Maintenance. We are currently updating the site. Please check back shortly
Members login
  • TrustLaw
  • Members Portal
Subscribe Donate

Malaysia holds seminars on how to spot gay children

Source: Thomson Reuters Foundation - Fri, 14 Sep 2012 04:07 GMT
Author: Siva Sithraputhran
hum-peo hum-rig
Tweet Recommend Google + LinkedIn Email Print
Leave us a comment

By Siva Sithraputhran

   KUALA LUMPUR, Sept 14 (Reuters) - The Malaysian government has begun holding seminars aiming to help teachers and parents spot signs of homosexuality in children, underscoring a rise in religious conservatism in the Muslim majority nation.

   So far, the Teachers Foundation of Malaysia has organised 10 seminars across the nation.
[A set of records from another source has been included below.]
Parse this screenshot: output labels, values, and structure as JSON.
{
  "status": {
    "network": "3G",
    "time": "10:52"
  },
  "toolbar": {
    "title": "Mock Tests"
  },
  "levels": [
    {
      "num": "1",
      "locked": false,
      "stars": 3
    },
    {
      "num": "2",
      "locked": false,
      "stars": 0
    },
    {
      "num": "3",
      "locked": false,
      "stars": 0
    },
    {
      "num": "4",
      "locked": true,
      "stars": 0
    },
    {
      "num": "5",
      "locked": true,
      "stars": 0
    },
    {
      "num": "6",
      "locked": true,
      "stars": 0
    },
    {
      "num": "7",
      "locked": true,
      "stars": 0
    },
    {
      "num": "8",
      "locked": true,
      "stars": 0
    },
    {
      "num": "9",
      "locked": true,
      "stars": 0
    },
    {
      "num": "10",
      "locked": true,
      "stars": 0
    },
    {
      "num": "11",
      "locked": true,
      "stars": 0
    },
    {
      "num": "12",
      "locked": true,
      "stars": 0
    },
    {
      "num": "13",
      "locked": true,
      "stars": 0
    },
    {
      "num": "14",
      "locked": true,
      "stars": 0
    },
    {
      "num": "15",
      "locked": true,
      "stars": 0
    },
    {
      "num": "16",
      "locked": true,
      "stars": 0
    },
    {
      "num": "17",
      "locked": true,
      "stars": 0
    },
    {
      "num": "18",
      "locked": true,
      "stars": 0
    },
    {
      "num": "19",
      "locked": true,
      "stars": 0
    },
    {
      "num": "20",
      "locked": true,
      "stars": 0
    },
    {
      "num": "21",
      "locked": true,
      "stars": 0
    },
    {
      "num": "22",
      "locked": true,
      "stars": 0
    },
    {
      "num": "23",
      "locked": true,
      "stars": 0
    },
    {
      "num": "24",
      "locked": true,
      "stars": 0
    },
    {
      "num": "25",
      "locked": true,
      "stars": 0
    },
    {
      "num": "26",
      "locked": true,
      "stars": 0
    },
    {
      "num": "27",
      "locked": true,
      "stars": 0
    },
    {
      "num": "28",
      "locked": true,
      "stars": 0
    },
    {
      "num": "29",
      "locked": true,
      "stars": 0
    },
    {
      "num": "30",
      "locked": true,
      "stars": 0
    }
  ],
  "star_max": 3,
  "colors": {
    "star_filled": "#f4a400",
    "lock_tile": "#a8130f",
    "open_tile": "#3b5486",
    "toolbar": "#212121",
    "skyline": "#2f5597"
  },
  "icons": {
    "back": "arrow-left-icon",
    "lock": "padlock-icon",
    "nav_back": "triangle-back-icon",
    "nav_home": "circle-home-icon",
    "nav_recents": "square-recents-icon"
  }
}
Attendance at the last event on Wednesday reached 1,500 people, a spokesman for the organisation told Reuters.

   "It is a multi-religious and multicultural (event), after all, all religions are basically against that type of behaviour," said the official.
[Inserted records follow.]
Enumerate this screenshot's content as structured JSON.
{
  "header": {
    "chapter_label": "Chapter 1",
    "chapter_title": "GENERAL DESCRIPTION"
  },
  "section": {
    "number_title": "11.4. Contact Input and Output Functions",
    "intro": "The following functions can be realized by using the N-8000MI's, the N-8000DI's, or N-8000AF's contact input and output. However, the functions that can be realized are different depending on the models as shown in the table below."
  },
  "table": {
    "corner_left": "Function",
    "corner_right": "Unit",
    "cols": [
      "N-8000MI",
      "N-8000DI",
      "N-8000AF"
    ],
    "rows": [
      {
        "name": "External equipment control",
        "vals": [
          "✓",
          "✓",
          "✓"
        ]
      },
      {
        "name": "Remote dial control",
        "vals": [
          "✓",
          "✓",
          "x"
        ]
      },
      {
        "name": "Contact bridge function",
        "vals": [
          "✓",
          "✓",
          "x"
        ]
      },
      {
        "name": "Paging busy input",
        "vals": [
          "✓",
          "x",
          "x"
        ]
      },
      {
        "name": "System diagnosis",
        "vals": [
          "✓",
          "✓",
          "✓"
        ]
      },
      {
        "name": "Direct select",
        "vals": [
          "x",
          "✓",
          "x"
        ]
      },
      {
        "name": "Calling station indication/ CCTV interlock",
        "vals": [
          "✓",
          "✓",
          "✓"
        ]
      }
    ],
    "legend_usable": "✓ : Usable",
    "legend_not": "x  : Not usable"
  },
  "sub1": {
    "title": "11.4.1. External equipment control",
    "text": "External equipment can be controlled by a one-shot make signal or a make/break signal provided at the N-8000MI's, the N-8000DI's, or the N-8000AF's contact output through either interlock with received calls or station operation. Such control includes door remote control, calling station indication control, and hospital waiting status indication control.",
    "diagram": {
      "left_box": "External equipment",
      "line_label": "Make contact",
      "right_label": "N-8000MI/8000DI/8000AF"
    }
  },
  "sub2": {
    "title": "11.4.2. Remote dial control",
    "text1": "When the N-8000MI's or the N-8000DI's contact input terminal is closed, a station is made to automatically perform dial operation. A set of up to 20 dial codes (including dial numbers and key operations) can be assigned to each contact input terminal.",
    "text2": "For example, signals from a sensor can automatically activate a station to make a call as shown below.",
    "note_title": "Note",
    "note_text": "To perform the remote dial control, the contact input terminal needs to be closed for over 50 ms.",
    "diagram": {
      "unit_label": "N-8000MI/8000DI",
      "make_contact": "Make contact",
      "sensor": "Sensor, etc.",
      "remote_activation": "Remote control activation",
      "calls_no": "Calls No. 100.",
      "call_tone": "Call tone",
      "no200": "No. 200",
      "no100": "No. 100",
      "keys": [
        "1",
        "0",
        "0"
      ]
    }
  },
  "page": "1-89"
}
   The federal government said in March that it is working to curb the "problem" of homosexuality, especially among Muslims who make up over 60 percent of Malaysia's 29 million people.

   According to a handout issued at a recent seminar, signs of homosexuality in boys may include preferences for tight, light coloured clothes and large handbags, local media reported. 
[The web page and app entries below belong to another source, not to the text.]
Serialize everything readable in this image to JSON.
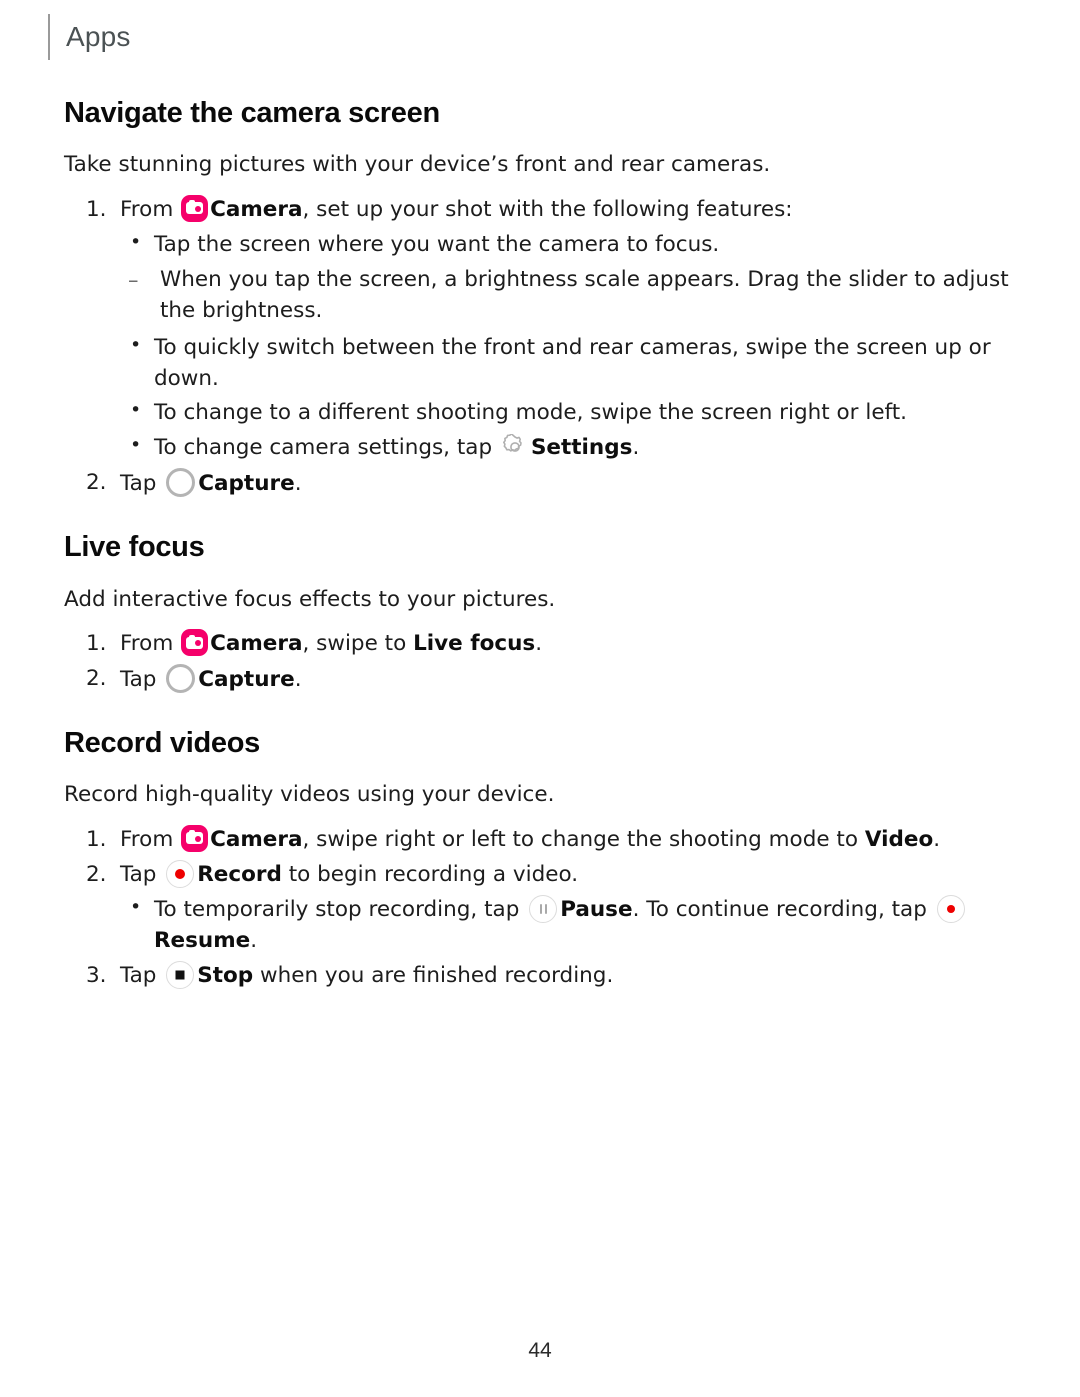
{
  "header": {
    "title": "Apps"
  },
  "footer": {
    "page_number": "44"
  },
  "colors": {
    "camera_icon_pink": "#f5006a",
    "record_dot_red": "#ee0000",
    "capture_ring_gray": "#b4b4b4",
    "header_text": "#4b5254"
  },
  "sections": [
    {
      "id": "navigate-camera-screen",
      "title": "Navigate the camera screen",
      "lead": "Take stunning pictures with your device’s front and rear cameras.",
      "step1": {
        "number": "1.",
        "text_before_icon": "From ",
        "icon": "camera-icon",
        "app_name": "Camera",
        "text_after": ", set up your shot with the following features:"
      },
      "bullets": [
        "Tap the screen where you want the camera to focus.",
        "To quickly switch between the front and rear cameras, swipe the screen up or down.",
        "To change to a different shooting mode, swipe the screen right or left."
      ],
      "dash_item": "When you tap the screen, a brightness scale appears. Drag the slider to adjust the brightness.",
      "settings_bullet": {
        "text_before_icon": "To change camera settings, tap ",
        "icon": "gear-icon",
        "label": "Settings",
        "text_after": "."
      },
      "step2": {
        "number": "2.",
        "text_before_icon": "Tap ",
        "icon": "capture-icon",
        "label": "Capture",
        "text_after": "."
      }
    },
    {
      "id": "live-focus",
      "title": "Live focus",
      "lead": "Add interactive focus effects to your pictures.",
      "step1": {
        "number": "1.",
        "text_before_icon": "From ",
        "icon": "camera-icon",
        "app_name": "Camera",
        "text_middle": ", swipe to ",
        "mode_name": "Live focus",
        "text_after": "."
      },
      "step2": {
        "number": "2.",
        "text_before_icon": "Tap ",
        "icon": "capture-icon",
        "label": "Capture",
        "text_after": "."
      }
    },
    {
      "id": "record-videos",
      "title": "Record videos",
      "lead": "Record high-quality videos using your device.",
      "step1": {
        "number": "1.",
        "text_before_icon": "From ",
        "icon": "camera-icon",
        "app_name": "Camera",
        "text_middle": ", swipe right or left to change the shooting mode to ",
        "mode_name": "Video",
        "text_after": "."
      },
      "step2": {
        "number": "2.",
        "text_before_icon": "Tap ",
        "icon": "record-icon",
        "label": "Record",
        "text_after": " to begin recording a video."
      },
      "pause_bullet": {
        "text_before_pause": "To temporarily stop recording, tap ",
        "pause_icon": "pause-icon",
        "pause_label": "Pause",
        "text_middle": ". To continue recording, tap ",
        "resume_icon": "resume-icon",
        "resume_label": "Resume",
        "text_after": "."
      },
      "step3": {
        "number": "3.",
        "text_before_icon": "Tap ",
        "icon": "stop-icon",
        "label": "Stop",
        "text_after": " when you are finished recording."
      }
    }
  ]
}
   For girls, the details were less clear. Girls with lesbian tendencies have no affection for men and like to hang out and sleep in the company of women, the reports said.

   Malaysia frowns on oral and gay sex, describing them as against the order of nature. Under civil law, offenders -- male and female -- can be jailed for up to 20 years, caned or fined.

   Actual prosecutions are rare, although former deputy prime minister Anwar Ibrahim has twice been tried for sodomy, in cases he called political conspiracies. He spent six years in jail, but the courts have since cleared him on appeal or dropped charges for lack of evidence.

   Official intolerance of gays has been on the rise. Last year, despite widespread criticism, the east coast state of Terengganu set up a camp for "effeminate" boys to show them how to become men.

   The latest seminar for the teachers and parents was run by deputy education minister Puad Zarkashi, his office confirmed.  

   Zarkashi wasn't immediately available for comment but national news agency Bernama quoted him as saying that being able to identify the signs will help contain the spread of the unhealthy lifestyle among the young, especially students.

   "Youths are easily influenced by websites and blogs relating to LGBT groups," he was quoted as saying, using the acronym for the lesbian, gay, bisexual and transgender community.

   "This can also spread among their friends. We are worried that this happens during schooling time."  

(Reporting By Siva Sithraputhran, Editing by Elaine Lies and Jeremy Laurence)

We welcome comments that advance the story through relevant opinion, anecdotes, links and data. If you see a comment that you believe is irrelevant or inappropriate, you can flag it to our editors by using the report abuse links. Views expressed in the comments do not represent those of the Thomson Reuters Foundation. For more information see our Acceptable Use Policy.

comments powered by Disqus
Most Popular
TOPICAL CONTENT
Topical content
LATEST SLIDESHOW

Latest slideshow

See allSee all
FEATURED JOBS
Featured jobs